In January, Shell purchased a 51% stake in Simply Blue Energy's Kinsale venture, which was set up to develop the Emerald Project, a floating wind farm off the south coast of Ireland

The joint venture will be operated by Simply Blue supported by Shell floating wind experts, with the project office based in the Cork City Docklands rejuvenation area.

Since 2000, Simply Blue Energy has been working toward more sustainable projects for both power and transportation fuels. While the company still has a long way to go, they are taking steps to improve the communities and industries affected by their offshore power facilities.

The majority purchase of Simply Blue Energy’s Emerald Project isn’t the first time Shell has used their experience in offshore fuel facilities to manage complex and large projects that would otherwise struggle to meet the demands of the offshore wind industry. With the purchase, Shell now has over six gigawatts of power in their wind operations.

Shared Value in Coastal Communities

With the recent Simply Blue offshore wind acquisition, Shell is placing an emphasis on shared value. The company is working with coastal communities to help minimize the risks and damage associated with offshore wind. The Emerald Project has the ability to bring vast amounts of energy to nearby coastal Ireland communities.

The project is in its early stages of development and aims to exploit the vast floating wind potential in the Irish part of the Celtic Sea, Shell said, with 300 MW of installed capacity planned initially, with the potential to scale-up to a total installed capacity of 1 GW. This is equivalent to powering 800,000 Irish homes or the capacity of the Moneypoint power station, Ireland’s largest electricity generation station. This “stepping-stone” approach is designed to build the infrastructure necessary to deliver a project of this scale and ultimately enable Ireland to increase its energy independence, while also reducing emissions, according to Shell.

As global partners continue creating shared value in communities affected by offshore wind, the immediate and far-reaching benefits to these communities become apparent. Offshore wind has the ability to meet large energy demands in coastal communities which account for around 40% of the global population.

Impacts to Commercial and Recreational Maritime Industries

In the past, Shell has discussed its willingness to create meaningful dialogue with the those affected by the offshore wind industry. This includes the commercial and recreational fishing communities. Shell will need to discuss navigation impacts, possible disruptions to radio signals, and the facilities’ impact on local marine life.

Operators and owners of offshore wind facilities rely on data to help mitigate the risk of offshore wind facilities and shipping vessels. Since offshore wind farms can create navigational obstacles and, in some cases, safety issues for ships, companies must assess and mitigate risks using procedures relating to the placement and design of floating offshore wind facilities.

Shell is expected to take feedback from commercial fishing and transportation companies into consideration when planning the design and location of future facilities.

As global energy companies continue to acquire and build offshore wind facilities around the world, it could have a big affect on maritime operations. Offshore wind energy sector developers will need to consider the placement, design, and size of their offshore wind facilities to avoid any potential conflicts with shipping and transportation.
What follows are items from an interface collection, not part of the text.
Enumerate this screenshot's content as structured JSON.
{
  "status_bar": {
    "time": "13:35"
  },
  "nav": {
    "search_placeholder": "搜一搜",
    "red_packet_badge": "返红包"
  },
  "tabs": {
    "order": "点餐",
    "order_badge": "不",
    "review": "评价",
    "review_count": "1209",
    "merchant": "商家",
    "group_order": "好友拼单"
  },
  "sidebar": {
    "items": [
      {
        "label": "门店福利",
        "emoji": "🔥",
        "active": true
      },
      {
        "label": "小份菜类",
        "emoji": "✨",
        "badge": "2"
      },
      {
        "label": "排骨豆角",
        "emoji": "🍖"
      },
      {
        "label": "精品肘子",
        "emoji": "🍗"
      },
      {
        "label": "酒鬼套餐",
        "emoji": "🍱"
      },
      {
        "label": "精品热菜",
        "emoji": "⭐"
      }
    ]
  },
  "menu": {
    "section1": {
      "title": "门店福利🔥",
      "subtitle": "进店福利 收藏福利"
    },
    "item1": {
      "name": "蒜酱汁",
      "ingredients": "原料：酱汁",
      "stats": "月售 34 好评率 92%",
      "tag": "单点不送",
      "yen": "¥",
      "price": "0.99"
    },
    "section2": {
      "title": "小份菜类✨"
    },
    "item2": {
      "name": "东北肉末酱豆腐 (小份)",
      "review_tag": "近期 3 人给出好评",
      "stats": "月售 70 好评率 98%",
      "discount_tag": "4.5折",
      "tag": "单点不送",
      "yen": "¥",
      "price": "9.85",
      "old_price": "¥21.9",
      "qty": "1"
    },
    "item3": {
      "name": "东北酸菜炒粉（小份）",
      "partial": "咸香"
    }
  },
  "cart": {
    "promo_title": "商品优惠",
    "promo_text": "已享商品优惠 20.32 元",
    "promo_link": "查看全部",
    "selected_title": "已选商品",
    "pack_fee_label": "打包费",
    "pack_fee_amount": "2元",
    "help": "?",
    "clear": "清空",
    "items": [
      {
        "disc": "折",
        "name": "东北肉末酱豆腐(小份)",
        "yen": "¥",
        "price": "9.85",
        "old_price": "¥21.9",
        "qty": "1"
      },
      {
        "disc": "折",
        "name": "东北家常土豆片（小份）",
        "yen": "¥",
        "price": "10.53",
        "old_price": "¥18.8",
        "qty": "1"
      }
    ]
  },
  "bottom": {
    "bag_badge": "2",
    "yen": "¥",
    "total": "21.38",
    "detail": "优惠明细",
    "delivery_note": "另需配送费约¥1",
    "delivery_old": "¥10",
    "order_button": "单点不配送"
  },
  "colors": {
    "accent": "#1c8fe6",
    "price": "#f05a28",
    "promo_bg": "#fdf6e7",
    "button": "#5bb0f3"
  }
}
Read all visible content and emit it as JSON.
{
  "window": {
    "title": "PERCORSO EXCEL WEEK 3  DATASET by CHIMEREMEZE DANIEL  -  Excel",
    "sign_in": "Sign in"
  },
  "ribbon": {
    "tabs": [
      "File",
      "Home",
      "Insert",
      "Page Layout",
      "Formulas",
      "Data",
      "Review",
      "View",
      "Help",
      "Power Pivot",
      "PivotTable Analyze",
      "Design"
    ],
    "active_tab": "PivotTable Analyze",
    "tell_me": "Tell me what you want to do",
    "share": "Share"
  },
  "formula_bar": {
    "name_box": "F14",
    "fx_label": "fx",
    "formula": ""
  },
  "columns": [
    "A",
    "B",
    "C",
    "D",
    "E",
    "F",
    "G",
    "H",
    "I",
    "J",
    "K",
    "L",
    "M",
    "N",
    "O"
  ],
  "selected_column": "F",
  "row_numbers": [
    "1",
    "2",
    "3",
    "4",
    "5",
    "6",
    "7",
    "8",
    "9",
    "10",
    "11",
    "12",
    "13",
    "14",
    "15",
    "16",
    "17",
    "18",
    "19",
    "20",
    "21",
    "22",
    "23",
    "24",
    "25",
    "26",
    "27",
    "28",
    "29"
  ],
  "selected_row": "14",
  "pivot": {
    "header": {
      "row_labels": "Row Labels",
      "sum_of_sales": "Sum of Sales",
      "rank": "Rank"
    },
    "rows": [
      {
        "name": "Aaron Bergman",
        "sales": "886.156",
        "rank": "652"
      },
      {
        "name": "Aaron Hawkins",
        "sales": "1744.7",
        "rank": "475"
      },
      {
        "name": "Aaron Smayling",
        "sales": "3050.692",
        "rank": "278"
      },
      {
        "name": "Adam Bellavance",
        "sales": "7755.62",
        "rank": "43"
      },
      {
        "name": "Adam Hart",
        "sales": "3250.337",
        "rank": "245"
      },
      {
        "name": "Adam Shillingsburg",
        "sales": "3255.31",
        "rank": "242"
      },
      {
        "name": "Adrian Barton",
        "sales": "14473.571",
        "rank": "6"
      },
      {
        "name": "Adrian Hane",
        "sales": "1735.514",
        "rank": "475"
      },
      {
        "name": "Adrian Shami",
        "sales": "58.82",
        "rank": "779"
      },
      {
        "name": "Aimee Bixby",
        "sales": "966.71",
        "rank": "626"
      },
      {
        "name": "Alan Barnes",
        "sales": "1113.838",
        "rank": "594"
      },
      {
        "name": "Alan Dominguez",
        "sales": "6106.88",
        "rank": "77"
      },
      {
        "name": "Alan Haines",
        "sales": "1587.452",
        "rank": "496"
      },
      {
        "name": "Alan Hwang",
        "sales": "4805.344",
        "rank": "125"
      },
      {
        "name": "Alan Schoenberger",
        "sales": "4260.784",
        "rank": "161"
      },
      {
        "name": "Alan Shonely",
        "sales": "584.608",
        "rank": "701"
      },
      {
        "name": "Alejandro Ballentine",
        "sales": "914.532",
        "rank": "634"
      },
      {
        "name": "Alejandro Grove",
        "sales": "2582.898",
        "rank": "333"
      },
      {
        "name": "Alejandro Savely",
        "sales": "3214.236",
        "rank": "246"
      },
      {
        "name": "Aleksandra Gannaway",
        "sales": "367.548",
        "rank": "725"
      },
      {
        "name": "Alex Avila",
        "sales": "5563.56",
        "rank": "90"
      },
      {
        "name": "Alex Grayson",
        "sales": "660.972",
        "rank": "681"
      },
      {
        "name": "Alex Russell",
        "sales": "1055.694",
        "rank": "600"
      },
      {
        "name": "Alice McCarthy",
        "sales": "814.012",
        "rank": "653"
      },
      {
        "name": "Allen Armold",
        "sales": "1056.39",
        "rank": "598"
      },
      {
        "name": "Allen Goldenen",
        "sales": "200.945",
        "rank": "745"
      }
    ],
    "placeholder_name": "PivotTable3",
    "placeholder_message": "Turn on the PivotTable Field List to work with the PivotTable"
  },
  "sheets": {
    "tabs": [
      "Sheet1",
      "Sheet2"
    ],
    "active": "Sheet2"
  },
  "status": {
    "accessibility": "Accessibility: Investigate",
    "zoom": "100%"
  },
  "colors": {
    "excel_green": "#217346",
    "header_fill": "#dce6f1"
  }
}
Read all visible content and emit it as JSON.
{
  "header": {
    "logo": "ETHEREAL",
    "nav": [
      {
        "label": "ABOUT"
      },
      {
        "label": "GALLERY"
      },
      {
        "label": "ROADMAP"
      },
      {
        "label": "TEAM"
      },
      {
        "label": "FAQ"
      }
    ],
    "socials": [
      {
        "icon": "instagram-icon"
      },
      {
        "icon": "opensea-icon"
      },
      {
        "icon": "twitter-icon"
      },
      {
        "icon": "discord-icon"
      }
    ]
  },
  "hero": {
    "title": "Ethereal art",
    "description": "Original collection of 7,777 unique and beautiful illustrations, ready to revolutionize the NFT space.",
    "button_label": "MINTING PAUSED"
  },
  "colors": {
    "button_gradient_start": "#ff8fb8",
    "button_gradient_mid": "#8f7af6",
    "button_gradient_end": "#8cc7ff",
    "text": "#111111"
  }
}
At the same time, new offshore wind facilities and improved management can boost the maritime industry while also contributing to more sustainable energy on a global scale.

More in-depth coverage of recent developments in the offshore wind industry on

Chloe Skupnick is a writer and editor who has written for several industries including business, finance and hospitality. When not writing, she enjoys trying out new coffee huts, reading, and exploring the Pacific Northwest.